Among the records that follow, count the lines where "Concentração" appears, and state the count by itself.

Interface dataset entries
+ + + + + + +

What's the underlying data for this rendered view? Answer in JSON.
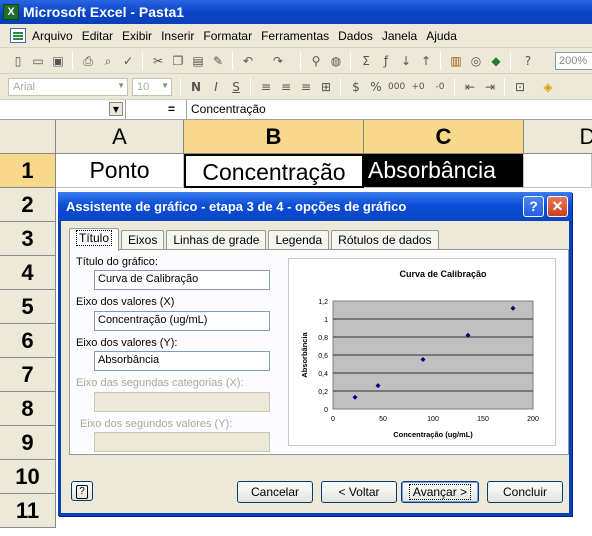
{
  "window": {
    "title": "Microsoft Excel - Pasta1"
  },
  "menu": [
    "Arquivo",
    "Editar",
    "Exibir",
    "Inserir",
    "Formatar",
    "Ferramentas",
    "Dados",
    "Janela",
    "Ajuda"
  ],
  "toolbar": {
    "zoom": "200%",
    "font": "Arial",
    "font_size": "10"
  },
  "formula_bar": {
    "name_box": "",
    "equals": "=",
    "value": "Concentração"
  },
  "sheet": {
    "columns": [
      "A",
      "B",
      "C",
      "D"
    ],
    "rows": [
      "1",
      "2",
      "3",
      "4",
      "5",
      "6",
      "7",
      "8",
      "9",
      "10",
      "11"
    ],
    "cells": {
      "A1": "Ponto",
      "B1": "Concentração",
      "C1": "Absorbância"
    }
  },
  "dialog": {
    "title": "Assistente de gráfico - etapa 3 de 4 - opções de gráfico",
    "help_symbol": "?",
    "close_symbol": "✕",
    "tabs": [
      "Título",
      "Eixos",
      "Linhas de grade",
      "Legenda",
      "Rótulos de dados"
    ],
    "fields": {
      "chart_title_label": "Título do gráfico:",
      "chart_title_value": "Curva de Calibração",
      "x_axis_label": "Eixo dos valores (X)",
      "x_axis_value": "Concentração (ug/mL)",
      "y_axis_label": "Eixo dos valores (Y):",
      "y_axis_value": "Absorbância",
      "x2_label": "Eixo das segundas categorias (X):",
      "y2_label": "Eixo dos segundos valores (Y):"
    },
    "buttons": {
      "help": "?",
      "cancel": "Cancelar",
      "back": "< Voltar",
      "next": "Avançar >",
      "finish": "Concluir"
    }
  },
  "chart_data": {
    "type": "scatter",
    "title": "Curva de Calibração",
    "xlabel": "Concentração (ug/mL)",
    "ylabel": "Absorbância",
    "xlim": [
      0,
      200
    ],
    "ylim": [
      0,
      1.2
    ],
    "xticks": [
      "0",
      "50",
      "100",
      "150",
      "200"
    ],
    "yticks": [
      "0",
      "0,2",
      "0,4",
      "0,6",
      "0,8",
      "1",
      "1,2"
    ],
    "grid": true,
    "x": [
      22,
      45,
      90,
      135,
      180
    ],
    "y": [
      0.13,
      0.26,
      0.55,
      0.82,
      1.12
    ]
  }
}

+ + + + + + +

(Response below):
4